(Data about app and page elements)
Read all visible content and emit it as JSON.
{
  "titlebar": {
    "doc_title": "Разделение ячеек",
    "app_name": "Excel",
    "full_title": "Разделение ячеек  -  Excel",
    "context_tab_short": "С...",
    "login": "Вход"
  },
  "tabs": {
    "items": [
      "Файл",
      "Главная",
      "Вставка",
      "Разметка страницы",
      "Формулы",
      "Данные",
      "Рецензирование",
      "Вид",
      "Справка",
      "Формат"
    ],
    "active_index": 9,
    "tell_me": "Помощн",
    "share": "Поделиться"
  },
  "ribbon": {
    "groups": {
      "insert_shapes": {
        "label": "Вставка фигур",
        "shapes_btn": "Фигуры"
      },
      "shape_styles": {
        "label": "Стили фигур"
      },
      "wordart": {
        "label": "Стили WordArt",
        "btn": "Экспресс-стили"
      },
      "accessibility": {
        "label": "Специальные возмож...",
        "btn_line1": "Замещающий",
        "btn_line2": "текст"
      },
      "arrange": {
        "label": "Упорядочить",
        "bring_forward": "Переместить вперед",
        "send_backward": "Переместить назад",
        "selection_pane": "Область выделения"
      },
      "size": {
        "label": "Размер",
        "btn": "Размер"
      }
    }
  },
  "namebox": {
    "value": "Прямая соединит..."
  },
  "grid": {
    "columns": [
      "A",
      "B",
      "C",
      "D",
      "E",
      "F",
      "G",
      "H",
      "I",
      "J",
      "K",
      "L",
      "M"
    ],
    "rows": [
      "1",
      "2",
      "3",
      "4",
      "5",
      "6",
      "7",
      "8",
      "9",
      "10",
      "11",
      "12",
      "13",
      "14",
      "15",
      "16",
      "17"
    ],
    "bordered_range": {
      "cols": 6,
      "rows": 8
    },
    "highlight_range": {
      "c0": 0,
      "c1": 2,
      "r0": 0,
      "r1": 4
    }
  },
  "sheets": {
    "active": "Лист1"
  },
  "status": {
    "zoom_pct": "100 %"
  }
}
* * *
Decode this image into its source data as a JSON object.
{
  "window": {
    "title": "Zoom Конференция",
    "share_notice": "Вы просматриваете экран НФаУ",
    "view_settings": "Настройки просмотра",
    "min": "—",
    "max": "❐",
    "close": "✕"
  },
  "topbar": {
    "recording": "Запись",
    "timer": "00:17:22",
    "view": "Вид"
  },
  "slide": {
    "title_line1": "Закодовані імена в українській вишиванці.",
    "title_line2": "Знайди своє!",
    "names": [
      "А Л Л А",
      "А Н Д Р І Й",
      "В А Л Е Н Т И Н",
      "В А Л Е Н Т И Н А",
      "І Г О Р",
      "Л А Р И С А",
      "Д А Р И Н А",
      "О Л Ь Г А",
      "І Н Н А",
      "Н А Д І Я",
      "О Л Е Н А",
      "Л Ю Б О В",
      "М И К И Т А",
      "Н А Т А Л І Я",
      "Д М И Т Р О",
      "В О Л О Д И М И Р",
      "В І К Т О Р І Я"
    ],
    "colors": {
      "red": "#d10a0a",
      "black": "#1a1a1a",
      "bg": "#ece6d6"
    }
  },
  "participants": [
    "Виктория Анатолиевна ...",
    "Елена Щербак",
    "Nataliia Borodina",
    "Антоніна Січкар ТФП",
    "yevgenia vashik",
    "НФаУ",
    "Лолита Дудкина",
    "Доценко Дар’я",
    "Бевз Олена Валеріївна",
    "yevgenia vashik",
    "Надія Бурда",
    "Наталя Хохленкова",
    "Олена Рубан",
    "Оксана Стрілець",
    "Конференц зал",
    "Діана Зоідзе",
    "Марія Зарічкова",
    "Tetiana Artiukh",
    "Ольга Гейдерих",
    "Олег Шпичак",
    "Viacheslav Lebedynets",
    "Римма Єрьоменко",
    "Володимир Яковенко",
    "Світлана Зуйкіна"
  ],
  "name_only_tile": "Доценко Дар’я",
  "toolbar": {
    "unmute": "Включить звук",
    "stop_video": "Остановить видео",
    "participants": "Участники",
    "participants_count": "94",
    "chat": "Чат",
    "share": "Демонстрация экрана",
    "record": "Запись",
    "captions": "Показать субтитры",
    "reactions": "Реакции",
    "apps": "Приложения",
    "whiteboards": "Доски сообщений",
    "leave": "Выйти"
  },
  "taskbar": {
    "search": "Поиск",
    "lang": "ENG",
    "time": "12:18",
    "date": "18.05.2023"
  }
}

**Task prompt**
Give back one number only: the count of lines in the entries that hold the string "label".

**Answer space**
6